§ Exercise goal
Reproduce the whole of the data exactly.

Working data below:

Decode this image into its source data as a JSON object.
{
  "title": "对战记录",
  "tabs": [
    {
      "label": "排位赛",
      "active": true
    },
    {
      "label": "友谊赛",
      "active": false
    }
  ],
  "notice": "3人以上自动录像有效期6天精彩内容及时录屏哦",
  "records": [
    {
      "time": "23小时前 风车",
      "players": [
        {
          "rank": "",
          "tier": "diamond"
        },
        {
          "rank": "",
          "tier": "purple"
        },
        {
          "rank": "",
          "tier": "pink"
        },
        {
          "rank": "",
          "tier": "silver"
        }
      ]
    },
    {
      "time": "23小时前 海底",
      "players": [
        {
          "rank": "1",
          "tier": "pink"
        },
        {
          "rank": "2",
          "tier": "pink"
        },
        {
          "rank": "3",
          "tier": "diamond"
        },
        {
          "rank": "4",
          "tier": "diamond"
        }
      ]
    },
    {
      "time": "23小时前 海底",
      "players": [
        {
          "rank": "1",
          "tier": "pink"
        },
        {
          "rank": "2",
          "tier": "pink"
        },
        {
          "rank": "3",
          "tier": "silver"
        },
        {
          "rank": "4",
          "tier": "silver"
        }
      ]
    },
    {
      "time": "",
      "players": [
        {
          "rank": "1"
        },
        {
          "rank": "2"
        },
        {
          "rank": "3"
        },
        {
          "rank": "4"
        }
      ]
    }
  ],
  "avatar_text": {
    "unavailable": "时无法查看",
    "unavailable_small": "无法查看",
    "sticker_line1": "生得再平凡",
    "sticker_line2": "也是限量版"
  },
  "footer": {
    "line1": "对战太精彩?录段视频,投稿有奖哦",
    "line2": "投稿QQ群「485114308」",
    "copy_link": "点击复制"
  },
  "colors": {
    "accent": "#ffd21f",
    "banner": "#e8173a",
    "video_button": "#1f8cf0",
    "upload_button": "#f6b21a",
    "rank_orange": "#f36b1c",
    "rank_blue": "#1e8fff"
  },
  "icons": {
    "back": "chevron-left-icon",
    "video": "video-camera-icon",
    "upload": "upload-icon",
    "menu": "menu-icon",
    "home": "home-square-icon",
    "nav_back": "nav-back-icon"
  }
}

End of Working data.

§ Reply
Decode this image into its source data as a JSON object.
{
  "title": "对战记录",
  "tabs": [
    {
      "label": "排位赛",
      "active": true
    },
    {
      "label": "友谊赛",
      "active": false
    }
  ],
  "notice": "3人以上自动录像有效期6天精彩内容及时录屏哦",
  "records": [
    {
      "time": "23小时前 风车",
      "players": [
        {
          "rank": "",
          "tier": "diamond"
        },
        {
          "rank": "",
          "tier": "purple"
        },
        {
          "rank": "",
          "tier": "pink"
        },
        {
          "rank": "",
          "tier": "silver"
        }
      ]
    },
    {
      "time": "23小时前 海底",
      "players": [
        {
          "rank": "1",
          "tier": "pink"
        },
        {
          "rank": "2",
          "tier": "pink"
        },
        {
          "rank": "3",
          "tier": "diamond"
        },
        {
          "rank": "4",
          "tier": "diamond"
        }
      ]
    },
    {
      "time": "23小时前 海底",
      "players": [
        {
          "rank": "1",
          "tier": "pink"
        },
        {
          "rank": "2",
          "tier": "pink"
        },
        {
          "rank": "3",
          "tier": "silver"
        },
        {
          "rank": "4",
          "tier": "silver"
        }
      ]
    },
    {
      "time": "",
      "players": [
        {
          "rank": "1"
        },
        {
          "rank": "2"
        },
        {
          "rank": "3"
        },
        {
          "rank": "4"
        }
      ]
    }
  ],
  "avatar_text": {
    "unavailable": "时无法查看",
    "unavailable_small": "无法查看",
    "sticker_line1": "生得再平凡",
    "sticker_line2": "也是限量版"
  },
  "footer": {
    "line1": "对战太精彩?录段视频,投稿有奖哦",
    "line2": "投稿QQ群「485114308」",
    "copy_link": "点击复制"
  },
  "colors": {
    "accent": "#ffd21f",
    "banner": "#e8173a",
    "video_button": "#1f8cf0",
    "upload_button": "#f6b21a",
    "rank_orange": "#f36b1c",
    "rank_blue": "#1e8fff"
  },
  "icons": {
    "back": "chevron-left-icon",
    "video": "video-camera-icon",
    "upload": "upload-icon",
    "menu": "menu-icon",
    "home": "home-square-icon",
    "nav_back": "nav-back-icon"
  }
}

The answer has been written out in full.